Finally, Carr helped create a disciplinary space for IR. In his discussion of the difference between international and domestic morality, Carr frequently points to the lack of an international government as a conditioning factor for the difference between international and state politics. In his discussion of the differences between international and domestic morality, Carr writes: “One reason why a higher standard of morality is not expected of states is because states in fact frequently fail to behave morally and because there are no means of compelling them to do so” (p. 161). Carr sets much of the framework for IR as a discipline by showing how the state of anarchy influences all aspects of world politics. In terms of morality, anarchy helps undermine the formation of an international morality that would overtake national interests. Thus, “the role of power is greater and that of morality less [than domestic politics]” (p. 168). In terms of international law, anarchy creates a legal system based on custom more so than legislative authority (p. 171). These key distinctions regarding the conditioning power of anarchy on international politics, as opposed to domestic politics, would be foundational in justifying the study of IR as a separate discipline of politics.

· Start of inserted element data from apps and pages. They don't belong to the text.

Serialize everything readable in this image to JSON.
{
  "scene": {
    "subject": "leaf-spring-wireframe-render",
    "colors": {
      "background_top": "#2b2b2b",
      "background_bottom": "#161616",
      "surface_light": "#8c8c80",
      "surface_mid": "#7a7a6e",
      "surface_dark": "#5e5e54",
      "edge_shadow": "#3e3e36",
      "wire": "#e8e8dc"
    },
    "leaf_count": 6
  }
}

Will E.H. Carr’s seminal work continue to be required reading? If it has stood as one of the foundational works for over seventy years, then surely it will continue to be a must-read ten, fifty, even a hundred years from now.